In the 2040s Japan, after the Third and Fourth World War, human society is very different from before, high-tech has given birth to a new lifestyle, as machines have not only taken over human flesh, making prosthetic bodies replacing limbs the norm, but also human consciousness, turning brains from organic parts into electronic brains, which are connected to the boundless Internet. As a result, a new type of digital crime has emerged, in which hackers have direct access to the human brain and can steal or even alter people’s memories, thus changing their personalities for their use. The government set up Public Security Section 9 (Kouan Kyuu Ka) to stabilize internal affairs to solve this problem. Still, it gradually became a tool for Section 6, responsible for external affairs, to steal information or kill people. Ghost in the Shell is set in such a context, where the heroine Motoko Kusanagi has been fully prostheticized since her early age, and is a competent fighter, serving as the captain of Section 9, known as “The Major”. In hunting down the hacker Puppet Master, she discovers that the mechanical puppet has developed self-awareness and is no longer just a program, but has a need for life, in contrast to her mechanized self, which is the two extremes of this post-human era. This gives her a sense of emptiness in answering the question, “Who am I?

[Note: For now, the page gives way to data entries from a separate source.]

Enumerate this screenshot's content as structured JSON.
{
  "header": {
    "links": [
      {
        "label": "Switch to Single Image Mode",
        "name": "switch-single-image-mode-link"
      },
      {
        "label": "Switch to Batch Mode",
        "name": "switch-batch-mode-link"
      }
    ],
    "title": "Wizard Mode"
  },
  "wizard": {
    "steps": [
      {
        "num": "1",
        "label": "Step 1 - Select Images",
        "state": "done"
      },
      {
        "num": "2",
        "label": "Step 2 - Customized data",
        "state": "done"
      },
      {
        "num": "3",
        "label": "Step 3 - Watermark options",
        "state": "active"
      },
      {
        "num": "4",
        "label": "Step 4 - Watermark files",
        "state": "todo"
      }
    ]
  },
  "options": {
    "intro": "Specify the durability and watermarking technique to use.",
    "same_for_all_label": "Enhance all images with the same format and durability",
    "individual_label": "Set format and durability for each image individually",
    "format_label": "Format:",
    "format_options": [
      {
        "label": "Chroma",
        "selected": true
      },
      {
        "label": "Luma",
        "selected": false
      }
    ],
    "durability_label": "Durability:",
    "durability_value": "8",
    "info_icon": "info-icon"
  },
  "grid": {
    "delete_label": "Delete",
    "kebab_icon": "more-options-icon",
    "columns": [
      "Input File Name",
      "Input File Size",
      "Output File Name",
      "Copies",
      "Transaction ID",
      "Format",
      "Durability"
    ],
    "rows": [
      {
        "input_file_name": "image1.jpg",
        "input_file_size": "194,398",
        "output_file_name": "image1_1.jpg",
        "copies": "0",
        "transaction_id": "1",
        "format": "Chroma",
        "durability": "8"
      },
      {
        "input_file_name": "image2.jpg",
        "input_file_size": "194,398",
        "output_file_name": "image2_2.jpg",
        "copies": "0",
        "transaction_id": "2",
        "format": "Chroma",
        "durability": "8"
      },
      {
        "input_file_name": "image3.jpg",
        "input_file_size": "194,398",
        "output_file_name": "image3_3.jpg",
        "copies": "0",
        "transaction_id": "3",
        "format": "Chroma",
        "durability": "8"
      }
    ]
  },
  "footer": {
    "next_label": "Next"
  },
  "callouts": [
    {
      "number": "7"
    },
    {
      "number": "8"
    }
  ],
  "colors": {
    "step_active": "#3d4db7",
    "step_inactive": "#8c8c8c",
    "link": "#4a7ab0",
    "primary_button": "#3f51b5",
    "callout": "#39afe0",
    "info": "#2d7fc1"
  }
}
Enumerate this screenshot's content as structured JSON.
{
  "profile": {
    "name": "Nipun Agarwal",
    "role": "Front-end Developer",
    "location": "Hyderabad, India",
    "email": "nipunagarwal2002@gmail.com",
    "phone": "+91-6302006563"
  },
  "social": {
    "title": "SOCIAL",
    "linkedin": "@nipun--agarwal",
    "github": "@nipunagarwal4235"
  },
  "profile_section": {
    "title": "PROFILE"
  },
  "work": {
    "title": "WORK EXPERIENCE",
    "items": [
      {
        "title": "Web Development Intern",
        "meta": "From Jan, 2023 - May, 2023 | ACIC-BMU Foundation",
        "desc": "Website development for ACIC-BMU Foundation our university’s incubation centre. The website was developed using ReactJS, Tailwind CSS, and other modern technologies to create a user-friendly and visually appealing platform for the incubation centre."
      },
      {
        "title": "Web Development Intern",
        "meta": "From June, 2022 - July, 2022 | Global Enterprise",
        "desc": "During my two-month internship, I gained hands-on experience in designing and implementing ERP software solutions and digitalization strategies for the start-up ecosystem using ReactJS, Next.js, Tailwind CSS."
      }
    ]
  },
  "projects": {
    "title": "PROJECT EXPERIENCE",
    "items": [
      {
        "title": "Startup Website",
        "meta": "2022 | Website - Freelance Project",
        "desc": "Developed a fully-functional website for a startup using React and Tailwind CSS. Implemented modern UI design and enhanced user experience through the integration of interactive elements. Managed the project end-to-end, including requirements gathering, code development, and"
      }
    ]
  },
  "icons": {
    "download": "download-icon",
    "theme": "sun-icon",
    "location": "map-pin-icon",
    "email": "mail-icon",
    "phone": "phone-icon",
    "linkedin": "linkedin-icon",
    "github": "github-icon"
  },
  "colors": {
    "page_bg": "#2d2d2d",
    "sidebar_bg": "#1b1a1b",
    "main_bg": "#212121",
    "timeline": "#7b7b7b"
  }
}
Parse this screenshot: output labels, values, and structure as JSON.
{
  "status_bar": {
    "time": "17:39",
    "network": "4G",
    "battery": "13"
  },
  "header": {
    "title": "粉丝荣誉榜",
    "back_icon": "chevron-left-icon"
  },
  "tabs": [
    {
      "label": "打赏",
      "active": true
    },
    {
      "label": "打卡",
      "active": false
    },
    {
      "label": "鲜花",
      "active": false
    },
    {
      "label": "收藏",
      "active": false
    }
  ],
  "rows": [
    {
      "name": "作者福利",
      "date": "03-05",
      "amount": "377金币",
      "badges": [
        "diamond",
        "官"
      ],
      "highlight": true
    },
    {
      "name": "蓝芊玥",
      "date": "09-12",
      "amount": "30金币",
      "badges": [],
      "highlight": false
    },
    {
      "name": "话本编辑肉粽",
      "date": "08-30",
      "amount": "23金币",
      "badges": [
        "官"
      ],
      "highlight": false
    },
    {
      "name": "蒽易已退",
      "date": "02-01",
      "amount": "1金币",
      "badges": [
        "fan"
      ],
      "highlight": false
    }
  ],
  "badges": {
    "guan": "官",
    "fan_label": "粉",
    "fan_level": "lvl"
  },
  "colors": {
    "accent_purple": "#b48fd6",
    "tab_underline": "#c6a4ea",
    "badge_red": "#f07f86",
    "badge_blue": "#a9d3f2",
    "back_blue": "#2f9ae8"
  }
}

Returning to the title Ghost in the Shell, it is taken from British philosopher Gilbert Ryle’s description of René Descartes’ mind-body dualism, “ghost in the machine”, with shell replacing machine, meaning the exterior of a program in the digital age. Since prosthesis becomes the norm, the “I” cannot be defined by the physical body, so it is more about the inner “ghost”. Ghost is not only thoughts and emotions, as they can be created by technological means. Kusanagi believes that ghost is a kind of self-consciousness generated by mirroring others, just like Lacan’s mirror theory. In a shot of her diving, the “mirror” is metaphorically represented by the water surface, above which is the outside world and below which is herself. She likes to immerse herself in the deep sea, seeking self-awareness, as she says, “The self you expect to keep is always restraining you”. “I” want to stay me, “I” have memories, and “I” am constantly thinking about what I need and what I expect, and that is why “I” am still me. It can be said that sci-fi has the value of an ontological philosophical exploration of the dilemmas faced by human beings when they are magnified to their limits.

Ghost in the Shell, created in 1995 from Masamune Shirow’s original 1989 manga, has long been labelled as cyberpunk. Cyberpunk was originally a class of technologically advanced characters without a strong social morality, acting with extreme individualism. This genre became popular during the New Wave science fiction in the 1960s and 1970s, as the interpretation of human experience in a media-dominated information-saturated, post-industrial age. It is characterized by the serious stratification of social classes, the use of pervasive technology by governments and consortia to manipulate human rights, the loss of life values, and the poor living conditions of common people.

In the early years of modern society, with industrialization and urbanization, people expected technology to bring them a better tomorrow and thus imagined a utopia future, such as the communist island in News from Nowhere. However, as Andrew Ross said, “Sci-Fi ‘s sense of responsibility to imagine better futures was slowly eroded in the Cold War period by the dominant dystopian and fatalistic visions of nuclear annihilation”. The imagination of utopia was gradually replaced by anxiety about dystopia future, and people stopped demanding bucolic idylls and moved beyond Campbell’s law, to think about how to live in the threat of technology with the help of sci-fi works: human beings have their limits, and modern civilization is not perfect, neither technologically, politically nor ecologically, it may be “a world completely rotten with wealth, power, sensibility, indifference, puritanism and mental hygiene, poverty, waste, technological futility and aimless violence”(Baudrillard). Then how human beings adapt to such a world constitutes the theme and appeal of cyberpunk. This is why cyberpunk is often associated with the aesthetics of disaster, and with the visual elements represented by Blade Runner.

I want to highlight the relationship between urban architecture and cyberpunk. In Ghost in the Shell, Motoko Kusanagi’s chase of the puppet takes place in a dense residential area, whose prototype is Hong Kong’s Kowloon Walled City. It was a slum of 30,000 people in the 1960s and 1970s and was demolished in 1992. There were more than 350 buildings attached to each other as one, which was both residential and industrial places. Although it has no laws and has been abandoned by the Chinese, British and Hong Kong governments, it has formed a self-sufficient community, featured by self-regulating and self-organizing. Despite its harsh environment, lack of infrastructure and light, constant humidity and safety hazards, many architects and sociologists are interested in Kowloon Walled City. As many people are trying to figure out how to build a well-functioning modern city, it has done so without design, simply by relying on the needs of its inhabitants. Therefore, it embodies the sci-fi imagination of how humans should live in disorder and even the possibility of how to build urban ecology in urban ruins, with a powerful cyberpunk aesthetic quality.